Matt Williams and J.R. Phillips homered of Sabes in the first two innings, though sac flies by Dante Bichette and Vinny Castilla kept the game close at 3-2 heading into the third. But after a single, two doubles, a Walt Weiss error and a walk, Saberhagen's day was done. Mark Thompson came on and allowed two sacrifice flies but stopped the bleeding. Heading to the bottom of the third, the Rockies were trailing 8-2 and had a 10% chance of winning the game.
The details of the Rockies' first improbable-comeback-to-clinch-a-playoff-birth can be found under the fold.
Three things were in the Rockies favor for a comeback. One: Coors Field circa 1995. Two: they were facing Joe Rosselli, who was making his fifth and final career start. Three: the bullpen (Thompson, Lance Painter, Bryan Rekar, Bruce Ruffin, Darren Holmes and Curtis Leskanic) combined to throw seven innings, allowing just one run on six hits.
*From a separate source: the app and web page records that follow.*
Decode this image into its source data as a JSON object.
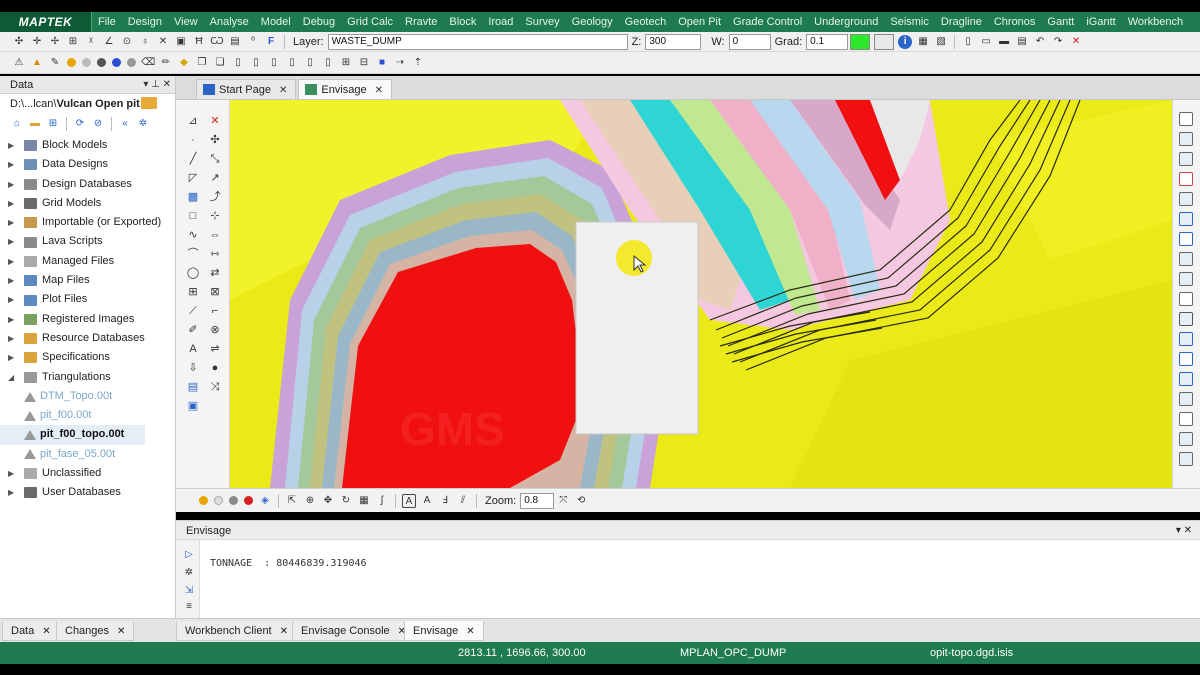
{
  "app": {
    "logo": "MAPTEK",
    "menu": [
      "File",
      "Design",
      "View",
      "Analyse",
      "Model",
      "Debug",
      "Grid Calc",
      "Rravte",
      "Block",
      "Iroad",
      "Survey",
      "Geology",
      "Geotech",
      "Open Pit",
      "Grade Control",
      "Underground",
      "Seismic",
      "Dragline",
      "Chronos",
      "Gantt",
      "iGantt",
      "Workbench"
    ]
  },
  "toolbar": {
    "layer_label": "Layer:",
    "layer_value": "WASTE_DUMP",
    "z_label": "Z:",
    "z_value": "300",
    "w_label": "W:",
    "w_value": "0",
    "grad_label": "Grad:",
    "grad_value": "0.1",
    "swatch_color": "#2ee82e"
  },
  "data_panel": {
    "title": "Data",
    "path_prefix": "D:\\...lcan\\",
    "path_bold": "Vulcan Open pit",
    "tree": [
      {
        "label": "Block Models",
        "icon": "block-model-icon",
        "color": "#7a86a8"
      },
      {
        "label": "Data Designs",
        "icon": "design-icon",
        "color": "#6b8fb5"
      },
      {
        "label": "Design Databases",
        "icon": "database-icon",
        "color": "#8a8a8a"
      },
      {
        "label": "Grid Models",
        "icon": "grid-icon",
        "color": "#6a6a6a"
      },
      {
        "label": "Importable (or Exported)",
        "icon": "import-icon",
        "color": "#c49a4a"
      },
      {
        "label": "Lava Scripts",
        "icon": "script-icon",
        "color": "#8a8a8a"
      },
      {
        "label": "Managed Files",
        "icon": "file-icon",
        "color": "#aaaaaa"
      },
      {
        "label": "Map Files",
        "icon": "map-icon",
        "color": "#5a8ac0"
      },
      {
        "label": "Plot Files",
        "icon": "plot-icon",
        "color": "#5a8ac0"
      },
      {
        "label": "Registered Images",
        "icon": "image-icon",
        "color": "#7aa060"
      },
      {
        "label": "Resource Databases",
        "icon": "folder-icon",
        "color": "#d9a23a"
      },
      {
        "label": "Specifications",
        "icon": "folder-icon",
        "color": "#d9a23a"
      },
      {
        "label": "Triangulations",
        "icon": "triangle-icon",
        "color": "#999999",
        "expanded": true
      }
    ],
    "triangulations": [
      {
        "label": "DTM_Topo.00t"
      },
      {
        "label": "pit_f00.00t"
      },
      {
        "label": "pit_f00_topo.00t",
        "selected": true
      },
      {
        "label": "pit_fase_05.00t"
      }
    ],
    "tree_after": [
      {
        "label": "Unclassified",
        "icon": "doc-icon",
        "color": "#aaaaaa"
      },
      {
        "label": "User Databases",
        "icon": "database-icon",
        "color": "#6a6a6a"
      }
    ]
  },
  "doc_tabs": [
    {
      "label": "Start Page",
      "icon": "home-icon"
    },
    {
      "label": "Envisage",
      "icon": "envisage-icon",
      "active": true
    }
  ],
  "viewport": {
    "zoom_label": "Zoom:",
    "zoom_value": "0.8",
    "watermark": "GMS"
  },
  "lower_panel": {
    "title": "Envisage",
    "output": "TONNAGE  : 80446839.319046"
  },
  "bottom_tabs": [
    {
      "label": "Data"
    },
    {
      "label": "Changes"
    },
    {
      "label": "Workbench Client"
    },
    {
      "label": "Envisage Console"
    },
    {
      "label": "Envisage",
      "active": true
    }
  ],
  "status": {
    "coords": "2813.11 , 1696.66, 300.00",
    "layer": "MPLAN_OPC_DUMP",
    "file": "opit-topo.dgd.isis"
  }
}
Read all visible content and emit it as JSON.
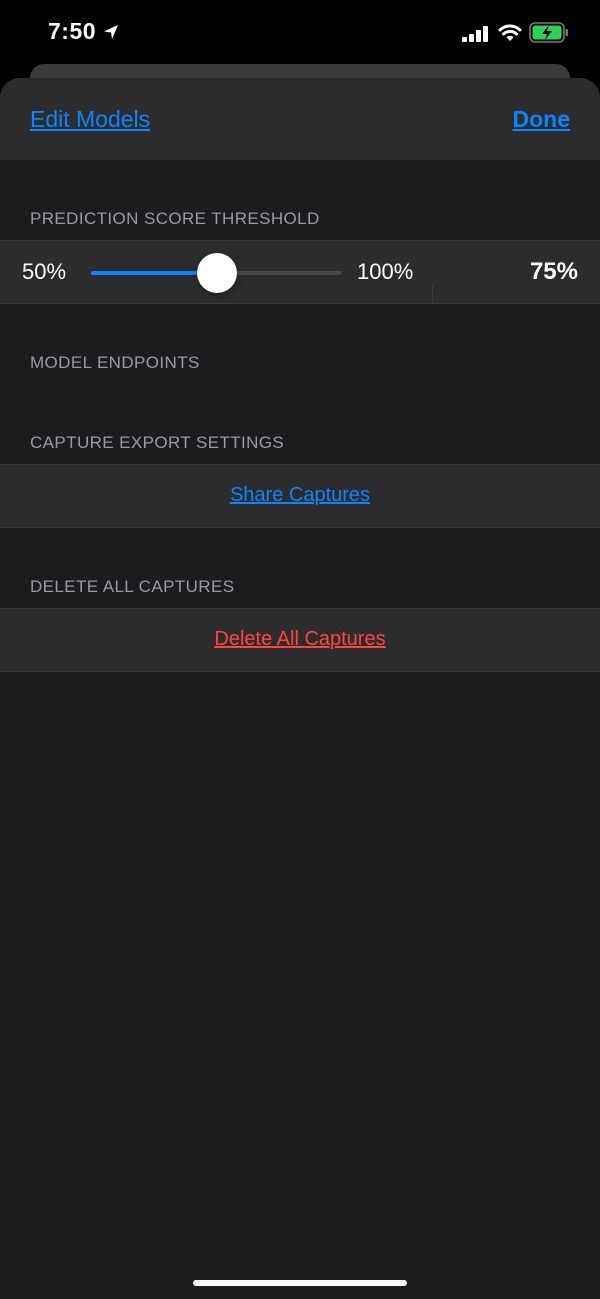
{
  "status_bar": {
    "time": "7:50",
    "icons": [
      "location-arrow-icon",
      "cellular-signal-icon",
      "wifi-icon",
      "battery-charging-icon"
    ]
  },
  "nav": {
    "left_label": "Edit Models",
    "right_label": "Done"
  },
  "sections": {
    "threshold_header": "PREDICTION SCORE THRESHOLD",
    "endpoints_header": "MODEL ENDPOINTS",
    "export_header": "CAPTURE EXPORT SETTINGS",
    "delete_header": "DELETE ALL CAPTURES"
  },
  "slider": {
    "min_label": "50%",
    "max_label": "100%",
    "value_label": "75%",
    "value_fraction": 0.5
  },
  "actions": {
    "share_label": "Share Captures",
    "delete_label": "Delete All Captures"
  },
  "colors": {
    "accent": "#0a84ff",
    "destructive": "#ff453a",
    "background": "#1c1c1e",
    "row_background": "#2c2c2e",
    "header_text": "#9a9aa0"
  }
}
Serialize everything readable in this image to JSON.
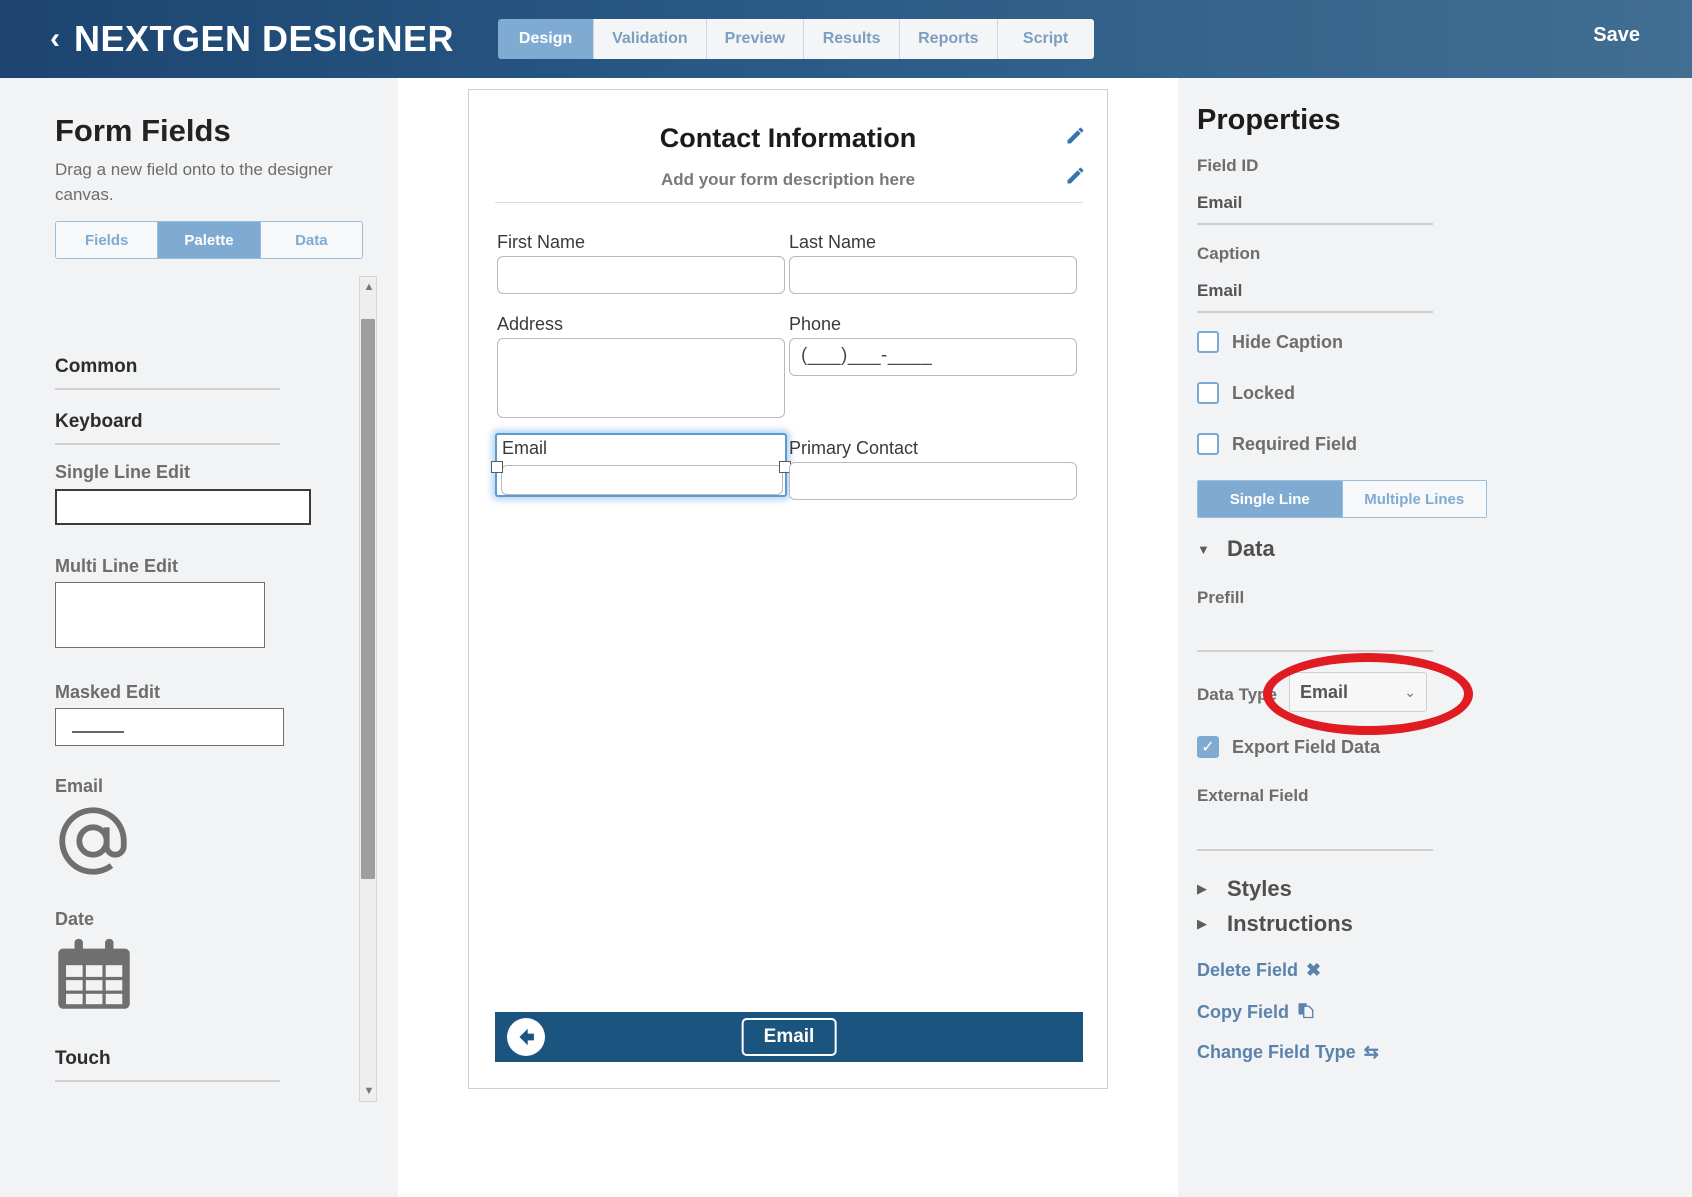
{
  "header": {
    "back_icon": "chevron-left-icon",
    "brand": "NEXTGEN DESIGNER",
    "tabs": [
      {
        "label": "Design",
        "active": true
      },
      {
        "label": "Validation",
        "active": false
      },
      {
        "label": "Preview",
        "active": false
      },
      {
        "label": "Results",
        "active": false
      },
      {
        "label": "Reports",
        "active": false
      },
      {
        "label": "Script",
        "active": false
      }
    ],
    "save_label": "Save"
  },
  "sidebar": {
    "title": "Form Fields",
    "subtitle": "Drag a new field onto to the designer canvas.",
    "tabs": [
      {
        "label": "Fields",
        "active": false
      },
      {
        "label": "Palette",
        "active": true
      },
      {
        "label": "Data",
        "active": false
      }
    ],
    "groups": [
      {
        "label": "Common"
      },
      {
        "label": "Keyboard"
      },
      {
        "label": "Touch"
      }
    ],
    "items": [
      {
        "label": "Single Line Edit",
        "icon": "single-line-edit-preview"
      },
      {
        "label": "Multi Line Edit",
        "icon": "multi-line-edit-preview"
      },
      {
        "label": "Masked Edit",
        "icon": "masked-edit-preview"
      },
      {
        "label": "Email",
        "icon": "at-sign-icon"
      },
      {
        "label": "Date",
        "icon": "calendar-icon"
      }
    ]
  },
  "canvas": {
    "form_title": "Contact Information",
    "form_description": "Add your form description here",
    "edit_title_icon": "pencil-icon",
    "edit_description_icon": "pencil-icon",
    "fields": [
      {
        "label": "First Name",
        "value": ""
      },
      {
        "label": "Last Name",
        "value": ""
      },
      {
        "label": "Address",
        "value": ""
      },
      {
        "label": "Phone",
        "value": "(___)___-____"
      },
      {
        "label": "Email",
        "value": "",
        "selected": true
      },
      {
        "label": "Primary Contact",
        "value": ""
      }
    ],
    "footer": {
      "back_icon": "arrow-left-circle-icon",
      "chip_label": "Email"
    }
  },
  "properties": {
    "title": "Properties",
    "field_id_label": "Field ID",
    "field_id_value": "Email",
    "caption_label": "Caption",
    "caption_value": "Email",
    "checkboxes": [
      {
        "label": "Hide Caption",
        "checked": false
      },
      {
        "label": "Locked",
        "checked": false
      },
      {
        "label": "Required Field",
        "checked": false
      }
    ],
    "line_mode": [
      {
        "label": "Single Line",
        "active": true
      },
      {
        "label": "Multiple Lines",
        "active": false
      }
    ],
    "data_section": {
      "title": "Data",
      "expanded": true,
      "prefill_label": "Prefill",
      "prefill_value": "",
      "data_type_label": "Data Type",
      "data_type_value": "Email",
      "export_field_data": {
        "label": "Export Field Data",
        "checked": true
      },
      "external_field_label": "External Field",
      "external_field_value": ""
    },
    "sections": [
      {
        "label": "Styles",
        "expanded": false
      },
      {
        "label": "Instructions",
        "expanded": false
      }
    ],
    "actions": [
      {
        "label": "Delete Field",
        "icon": "close-x-icon"
      },
      {
        "label": "Copy Field",
        "icon": "copy-icon"
      },
      {
        "label": "Change Field Type",
        "icon": "swap-arrows-icon"
      }
    ]
  },
  "annotation": {
    "shape": "ellipse-highlight",
    "color": "#e01b22",
    "targets": "data-type-select"
  }
}
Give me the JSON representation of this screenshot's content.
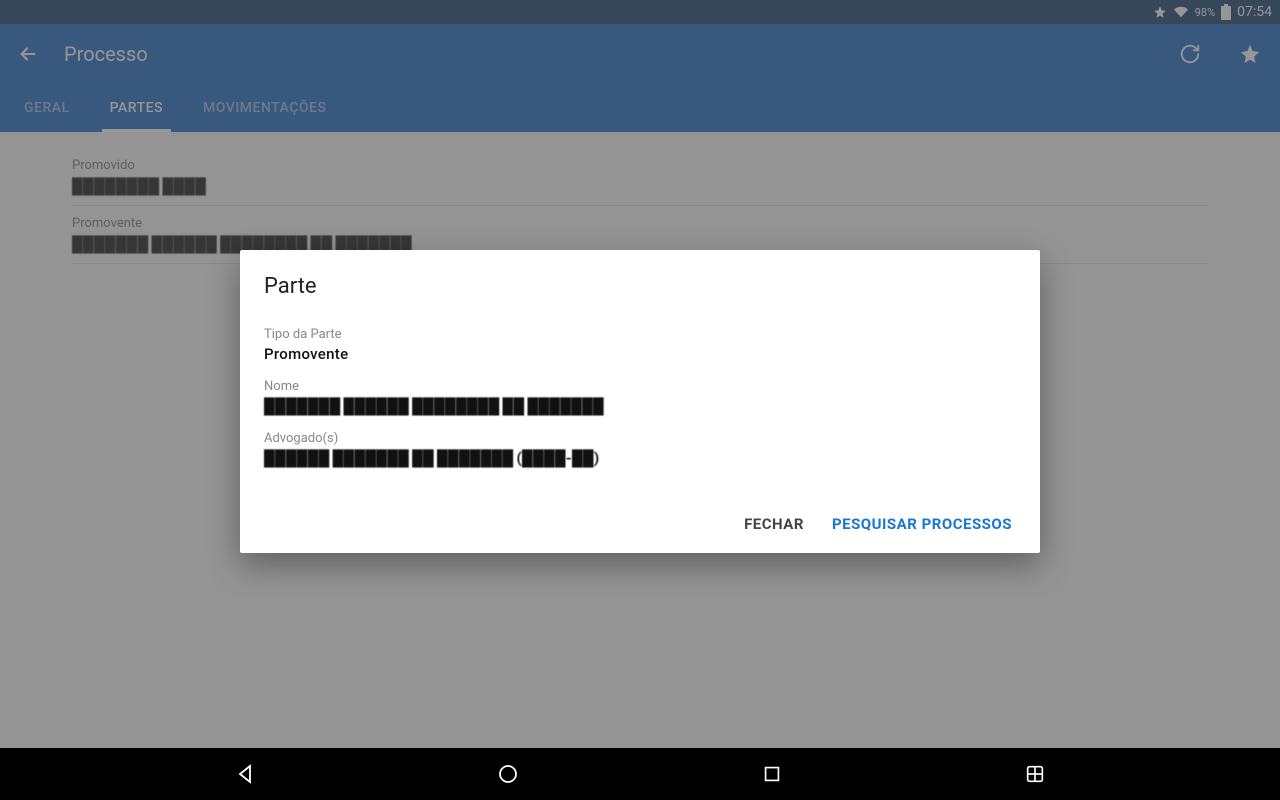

Don Baylor's club got down to business quickly in the third. Mark Thompson and Joe Girardi each singled in front of Eric Young and Larry Walker home runs. The four runs pulled them within two, injecting life back into a deflated crowd. That deficit held until the fifth when doubles from Joe Girardi, Andres Galarraga and Walt Weiss in conjuction with singles from Dante Bichette and Larry Walker gave the Rox a two run lead.
Houston had a habit of shadowing the Rockies the previous five days. Their own acclaimed right hander, Doug Drabek, likewise put the Astros in a six run hole early. At roughly the same time the Rockies completed their comeback, Terry Collins' club tied their game at six in Wrigley in the fifth inning. Houston went on to win the game, but luckily, the Rockies' bullpen made sure that game was moot.
Don Baylor called upon Curtis Leskanic to close the one-run lead. In the biggest inning in franchise history to that point, Leskanic struck out J.R. Phillips and Tom Lampkin on eight pitches before allowing a single to current Rockies' first base coach Glenallen Hill. Then, with 48,069 fans standing and screaming, Leskanic induced a groundout by Jeff Reed to Andres Galarraga.
The Rockies went on to lose the NLDS against the Braves three games to one, but that game and season changed baseball in the Rocky Mountains for good. By making the playoffs in just their third season of existence, the Rockies became the fastest MLB team to reach the postseason. The Blake Street Bombers converged in full swing that year, helping to clinch a playoff berth at Coors Field in its maiden season. In addition, at the ripe age of 9, my fandom of the Rockies and baseball was officially forged that day.
...And now....you know the rest of the story.
(Photo from colorado.rockies.mlb.com)